Task: Check every line below for the word "Cardiologists" and show those that hold it.

Items from a dataset:
....................

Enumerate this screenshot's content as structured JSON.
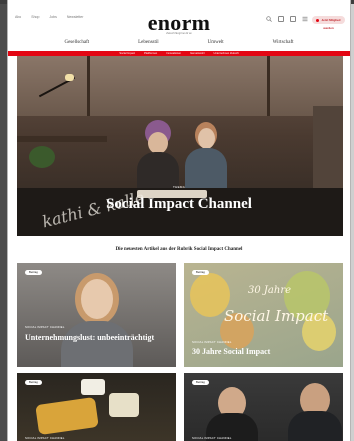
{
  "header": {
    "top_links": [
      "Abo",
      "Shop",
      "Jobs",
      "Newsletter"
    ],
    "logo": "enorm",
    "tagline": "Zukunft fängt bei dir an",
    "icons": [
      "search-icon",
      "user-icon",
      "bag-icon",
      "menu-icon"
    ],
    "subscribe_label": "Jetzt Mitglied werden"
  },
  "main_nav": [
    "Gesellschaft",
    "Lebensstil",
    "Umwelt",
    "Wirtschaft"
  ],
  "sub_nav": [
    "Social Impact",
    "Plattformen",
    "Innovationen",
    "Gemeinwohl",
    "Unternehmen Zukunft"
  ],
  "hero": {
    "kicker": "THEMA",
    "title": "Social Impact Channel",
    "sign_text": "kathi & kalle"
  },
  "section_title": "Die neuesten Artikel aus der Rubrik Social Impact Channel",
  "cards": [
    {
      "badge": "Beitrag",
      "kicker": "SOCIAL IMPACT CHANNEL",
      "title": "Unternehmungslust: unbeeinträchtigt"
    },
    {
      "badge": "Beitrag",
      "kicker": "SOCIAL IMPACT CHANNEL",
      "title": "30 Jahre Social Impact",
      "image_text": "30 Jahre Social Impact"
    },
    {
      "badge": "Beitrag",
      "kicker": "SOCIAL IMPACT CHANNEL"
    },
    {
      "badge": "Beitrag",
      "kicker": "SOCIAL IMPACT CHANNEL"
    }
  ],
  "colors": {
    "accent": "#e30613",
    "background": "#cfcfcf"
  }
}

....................

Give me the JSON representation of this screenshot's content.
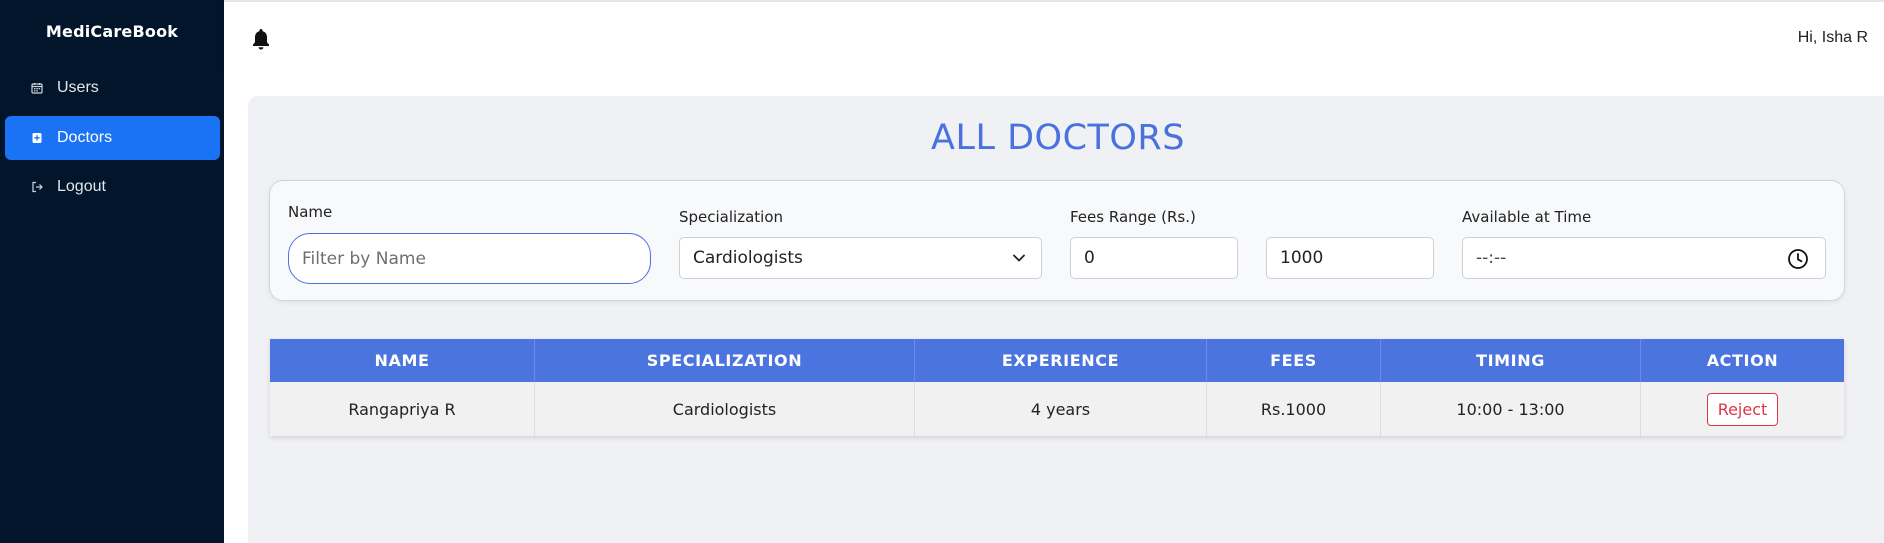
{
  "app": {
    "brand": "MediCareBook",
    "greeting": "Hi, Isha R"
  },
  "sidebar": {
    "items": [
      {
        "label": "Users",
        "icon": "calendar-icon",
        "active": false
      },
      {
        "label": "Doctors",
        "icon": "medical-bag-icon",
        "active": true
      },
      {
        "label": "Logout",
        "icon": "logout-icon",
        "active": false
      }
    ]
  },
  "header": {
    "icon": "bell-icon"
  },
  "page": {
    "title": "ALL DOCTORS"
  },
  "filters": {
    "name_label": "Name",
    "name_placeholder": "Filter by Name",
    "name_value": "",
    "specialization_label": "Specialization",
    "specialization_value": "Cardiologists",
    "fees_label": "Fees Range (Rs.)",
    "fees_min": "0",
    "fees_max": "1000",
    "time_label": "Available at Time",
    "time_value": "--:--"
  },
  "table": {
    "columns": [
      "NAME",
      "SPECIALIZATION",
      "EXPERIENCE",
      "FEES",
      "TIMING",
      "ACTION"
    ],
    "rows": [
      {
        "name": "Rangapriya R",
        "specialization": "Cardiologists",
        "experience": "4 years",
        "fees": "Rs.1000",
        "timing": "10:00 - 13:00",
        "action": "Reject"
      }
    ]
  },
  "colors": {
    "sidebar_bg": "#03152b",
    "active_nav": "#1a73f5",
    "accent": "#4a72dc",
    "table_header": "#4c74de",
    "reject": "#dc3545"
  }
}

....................

Solution:
    "specialization_value": "Cardiologists",
        "specialization": "Cardiologists",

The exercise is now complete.